The upcoming release of X-Men: Apocalypse has me revisiting everything I love about the X-Men movies (in an earlier post, I even admitted that I prefer the X-Men over the Avengers)–the characters, the emotions, the battles…and, of course, I’m super-excited about the return of Nightcrawler, whose Catholicism has made him one of my favorite characters. As I excitedly geek over the new movie, however, I remember one of the things that struck me the first time I watched an X-Men movie–Professor Xavier had a place in his school for all the mutants, no matter what their abilities were. It didn’t matter if they could master the elements like Storm, shape-shift like Mystique, have awesome stabby claws like Wolverine, or siphon other mutants’ powers like Rogue. Professor X welcomed all of them and taught them how to make their powers work together to accomplish a goal far greater than any of them could achieve on their own.
In a strange sort of way, this kind of openness and unity reminded me of the Catholic Church. I’ve been a Catholic all of my life, and I’ve seen the different talents and personality types that make up both an individual parish and the Church as a whole. There have been scholars and musicians, saints and sinners, artists and engineers, scientists and farmers. Do we all get along? Heck no. Do we fight with each other? Of course. But the good priests, just like Professor X, get us to stop arguing among ourselves and teach us that our different talents serve the Church in different ways, but no talent or purpose is greater than another. We need all of them–we need each other–to work together in order to attain our ultimate goal of spreading the Gospel and spending eternity with God in Heaven.
This is probably just another instance of Catholic Nerd Girl making connections that are only in her head. But, well, I can’t help the conclusions I’ve drawn. Professor X invited all mutants to join his team and didn’t make them feel as if they were any better or any worse than their fellow mutants; instead he showed them how all of their powers could work together for the greater good. In a similar way, the Church invites all to join her fold, regardless of what they can or cannot do, and encourages them to use whatever gift they have to work towards the common goal of spreading the Gospel and attaining Heaven. I don’t know about you, but I find something comforting in the knowledge that the Church can probably find a use even for the bizarre ramblings of a Catholic Nerd Girl like me. And if she can find a purpose for someone as strange as me, she can find a purpose for anyone–and everyone.

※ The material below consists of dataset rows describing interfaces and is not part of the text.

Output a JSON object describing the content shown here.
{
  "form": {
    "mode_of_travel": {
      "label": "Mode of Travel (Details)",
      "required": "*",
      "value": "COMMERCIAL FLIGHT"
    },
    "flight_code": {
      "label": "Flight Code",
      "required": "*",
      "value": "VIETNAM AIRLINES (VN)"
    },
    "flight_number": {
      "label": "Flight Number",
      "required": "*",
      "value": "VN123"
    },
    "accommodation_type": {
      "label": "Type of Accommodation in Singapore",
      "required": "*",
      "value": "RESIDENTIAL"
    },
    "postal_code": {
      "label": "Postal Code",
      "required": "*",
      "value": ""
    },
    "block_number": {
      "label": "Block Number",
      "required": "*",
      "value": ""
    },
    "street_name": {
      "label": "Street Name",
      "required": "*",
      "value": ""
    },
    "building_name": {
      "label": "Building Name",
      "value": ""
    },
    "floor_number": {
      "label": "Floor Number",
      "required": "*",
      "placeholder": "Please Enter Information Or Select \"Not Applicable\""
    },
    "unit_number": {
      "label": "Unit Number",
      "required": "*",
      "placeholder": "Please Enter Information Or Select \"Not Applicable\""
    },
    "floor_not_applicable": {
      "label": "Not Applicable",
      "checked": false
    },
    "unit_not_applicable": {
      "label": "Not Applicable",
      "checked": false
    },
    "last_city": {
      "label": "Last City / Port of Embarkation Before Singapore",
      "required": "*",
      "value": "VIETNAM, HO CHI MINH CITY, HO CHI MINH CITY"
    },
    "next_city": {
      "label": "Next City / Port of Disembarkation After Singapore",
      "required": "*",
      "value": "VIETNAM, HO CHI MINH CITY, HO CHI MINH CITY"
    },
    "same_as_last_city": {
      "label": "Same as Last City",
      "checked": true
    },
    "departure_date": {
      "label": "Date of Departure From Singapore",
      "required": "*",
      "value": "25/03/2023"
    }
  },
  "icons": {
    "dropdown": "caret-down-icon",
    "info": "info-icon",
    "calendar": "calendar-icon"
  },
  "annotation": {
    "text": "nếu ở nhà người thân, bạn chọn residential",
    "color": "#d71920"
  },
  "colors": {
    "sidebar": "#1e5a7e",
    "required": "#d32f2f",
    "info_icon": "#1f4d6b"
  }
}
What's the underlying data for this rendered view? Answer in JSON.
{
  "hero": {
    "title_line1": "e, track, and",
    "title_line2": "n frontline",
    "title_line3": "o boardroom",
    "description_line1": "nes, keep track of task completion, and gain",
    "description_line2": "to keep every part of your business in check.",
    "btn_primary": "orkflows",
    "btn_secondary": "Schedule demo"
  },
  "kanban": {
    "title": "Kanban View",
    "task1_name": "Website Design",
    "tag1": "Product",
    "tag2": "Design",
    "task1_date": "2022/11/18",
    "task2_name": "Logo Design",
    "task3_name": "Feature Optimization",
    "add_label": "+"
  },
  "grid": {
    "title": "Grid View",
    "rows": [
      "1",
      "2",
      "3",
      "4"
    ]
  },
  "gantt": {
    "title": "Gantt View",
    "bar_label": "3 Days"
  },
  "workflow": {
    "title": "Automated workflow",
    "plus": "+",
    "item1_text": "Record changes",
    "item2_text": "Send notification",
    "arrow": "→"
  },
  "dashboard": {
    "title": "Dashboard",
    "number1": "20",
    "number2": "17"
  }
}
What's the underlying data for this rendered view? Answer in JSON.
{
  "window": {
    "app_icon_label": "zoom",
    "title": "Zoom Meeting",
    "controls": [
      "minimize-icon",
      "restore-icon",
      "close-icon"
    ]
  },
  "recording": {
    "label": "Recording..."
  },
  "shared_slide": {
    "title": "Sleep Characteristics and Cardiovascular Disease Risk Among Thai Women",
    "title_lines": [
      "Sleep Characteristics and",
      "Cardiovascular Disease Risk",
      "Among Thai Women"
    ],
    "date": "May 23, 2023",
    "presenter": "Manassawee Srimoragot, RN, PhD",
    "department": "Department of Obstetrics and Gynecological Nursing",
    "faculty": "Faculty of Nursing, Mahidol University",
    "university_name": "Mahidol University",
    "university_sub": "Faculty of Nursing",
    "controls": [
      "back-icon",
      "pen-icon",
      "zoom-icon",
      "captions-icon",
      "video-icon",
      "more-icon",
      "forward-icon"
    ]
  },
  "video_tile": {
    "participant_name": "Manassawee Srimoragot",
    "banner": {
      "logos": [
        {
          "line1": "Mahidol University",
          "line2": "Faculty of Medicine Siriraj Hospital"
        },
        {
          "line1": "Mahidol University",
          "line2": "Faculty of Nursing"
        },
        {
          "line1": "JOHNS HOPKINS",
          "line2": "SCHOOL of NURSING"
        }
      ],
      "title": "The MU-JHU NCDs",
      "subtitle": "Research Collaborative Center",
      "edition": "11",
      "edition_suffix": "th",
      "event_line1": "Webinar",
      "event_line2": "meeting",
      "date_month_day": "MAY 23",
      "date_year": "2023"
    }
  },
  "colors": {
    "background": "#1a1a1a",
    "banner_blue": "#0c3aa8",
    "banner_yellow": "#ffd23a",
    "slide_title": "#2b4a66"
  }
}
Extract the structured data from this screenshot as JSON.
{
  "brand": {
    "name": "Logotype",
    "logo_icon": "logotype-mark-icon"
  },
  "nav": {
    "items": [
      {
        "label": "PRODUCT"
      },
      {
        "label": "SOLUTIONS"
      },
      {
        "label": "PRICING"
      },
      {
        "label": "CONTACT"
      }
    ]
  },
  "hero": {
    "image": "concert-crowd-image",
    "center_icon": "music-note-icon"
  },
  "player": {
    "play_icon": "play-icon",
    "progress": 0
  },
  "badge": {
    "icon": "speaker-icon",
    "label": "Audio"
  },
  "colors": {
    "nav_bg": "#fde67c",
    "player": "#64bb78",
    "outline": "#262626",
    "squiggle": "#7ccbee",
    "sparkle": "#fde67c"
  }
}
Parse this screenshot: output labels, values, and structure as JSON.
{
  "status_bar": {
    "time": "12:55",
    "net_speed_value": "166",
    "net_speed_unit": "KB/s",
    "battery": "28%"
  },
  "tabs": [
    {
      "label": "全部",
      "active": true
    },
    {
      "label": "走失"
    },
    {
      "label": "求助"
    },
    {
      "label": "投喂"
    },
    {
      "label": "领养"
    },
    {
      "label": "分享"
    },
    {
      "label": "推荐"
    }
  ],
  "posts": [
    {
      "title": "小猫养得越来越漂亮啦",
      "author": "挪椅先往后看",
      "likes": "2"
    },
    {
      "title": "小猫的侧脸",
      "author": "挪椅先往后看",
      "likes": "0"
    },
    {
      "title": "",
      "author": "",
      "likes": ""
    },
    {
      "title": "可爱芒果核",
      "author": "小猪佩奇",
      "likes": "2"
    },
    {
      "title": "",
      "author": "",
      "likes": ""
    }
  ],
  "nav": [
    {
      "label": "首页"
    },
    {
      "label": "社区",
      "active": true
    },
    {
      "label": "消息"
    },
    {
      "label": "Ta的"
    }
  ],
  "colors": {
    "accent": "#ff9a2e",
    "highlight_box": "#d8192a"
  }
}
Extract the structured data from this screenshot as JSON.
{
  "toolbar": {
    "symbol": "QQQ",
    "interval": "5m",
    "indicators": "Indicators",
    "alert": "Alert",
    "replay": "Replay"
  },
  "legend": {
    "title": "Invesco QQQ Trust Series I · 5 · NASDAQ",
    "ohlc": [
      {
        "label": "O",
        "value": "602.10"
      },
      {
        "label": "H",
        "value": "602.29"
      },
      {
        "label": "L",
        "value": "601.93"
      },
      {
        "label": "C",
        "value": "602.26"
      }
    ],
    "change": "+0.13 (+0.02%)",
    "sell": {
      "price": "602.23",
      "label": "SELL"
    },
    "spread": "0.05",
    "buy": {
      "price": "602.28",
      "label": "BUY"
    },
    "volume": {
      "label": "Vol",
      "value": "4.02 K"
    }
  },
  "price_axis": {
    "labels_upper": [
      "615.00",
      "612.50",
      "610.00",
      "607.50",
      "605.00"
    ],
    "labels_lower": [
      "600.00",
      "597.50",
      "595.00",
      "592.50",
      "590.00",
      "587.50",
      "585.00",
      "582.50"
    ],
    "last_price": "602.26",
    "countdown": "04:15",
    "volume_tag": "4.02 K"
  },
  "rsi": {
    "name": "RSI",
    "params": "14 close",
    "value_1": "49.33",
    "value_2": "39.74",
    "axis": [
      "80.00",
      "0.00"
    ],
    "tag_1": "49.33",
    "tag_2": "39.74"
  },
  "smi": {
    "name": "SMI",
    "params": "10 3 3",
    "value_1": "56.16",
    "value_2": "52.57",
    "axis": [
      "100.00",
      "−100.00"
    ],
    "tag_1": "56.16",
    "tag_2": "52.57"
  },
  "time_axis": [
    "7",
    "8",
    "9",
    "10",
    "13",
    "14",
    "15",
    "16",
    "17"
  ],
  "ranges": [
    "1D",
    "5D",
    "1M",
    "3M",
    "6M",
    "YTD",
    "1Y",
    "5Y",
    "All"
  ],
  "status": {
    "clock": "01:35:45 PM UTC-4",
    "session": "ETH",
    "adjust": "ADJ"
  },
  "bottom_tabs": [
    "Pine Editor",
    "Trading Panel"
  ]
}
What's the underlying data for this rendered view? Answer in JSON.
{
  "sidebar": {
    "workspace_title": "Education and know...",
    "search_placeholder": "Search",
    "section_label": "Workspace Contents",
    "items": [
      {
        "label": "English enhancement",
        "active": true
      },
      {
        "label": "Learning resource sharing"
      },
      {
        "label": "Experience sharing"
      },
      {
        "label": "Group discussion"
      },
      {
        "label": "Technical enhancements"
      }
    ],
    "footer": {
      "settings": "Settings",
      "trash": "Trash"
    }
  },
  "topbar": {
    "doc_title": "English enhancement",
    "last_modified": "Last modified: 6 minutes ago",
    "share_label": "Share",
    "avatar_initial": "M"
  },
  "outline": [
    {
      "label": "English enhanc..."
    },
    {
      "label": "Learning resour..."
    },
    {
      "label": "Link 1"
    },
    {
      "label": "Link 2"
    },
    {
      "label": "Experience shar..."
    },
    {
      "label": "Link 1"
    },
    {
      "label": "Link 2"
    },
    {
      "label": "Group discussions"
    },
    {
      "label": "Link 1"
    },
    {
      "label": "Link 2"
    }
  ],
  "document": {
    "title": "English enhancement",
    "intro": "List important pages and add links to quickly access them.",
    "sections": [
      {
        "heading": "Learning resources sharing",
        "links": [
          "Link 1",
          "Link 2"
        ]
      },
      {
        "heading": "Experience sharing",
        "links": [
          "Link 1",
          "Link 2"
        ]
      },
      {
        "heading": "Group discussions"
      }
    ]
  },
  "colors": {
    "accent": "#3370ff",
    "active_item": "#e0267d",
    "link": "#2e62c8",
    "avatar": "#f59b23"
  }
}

Every parish is an eclectic group. The fact that we manage to get along at all is a testimony to the power of God.
Yes, Star Wars Day is upon us once more, the first since the release of The Force Awakens. I believe that the return of Star Wars to theaters has made people more aware of what today is and more eager to celebrate its importance.
My contribution to the festivities is this music video from Revenge of the Sith. Say what you will about the prequels, RotS holds a special place in my heart because it was the first Star Wars movie I ever saw in a theater. And, to be perfectly honest, 12-year-old me didn’t care about the acting or the dialogue or the pacing or whatever. 12-year-old me only cared about the lightsabers. Did that make me shallow? Maybe. But I know a lot of girls my age were obsessed with boys, and frankly I think my obsession with Star Wars at that age was an indication that I had better taste.
May the Force be with you!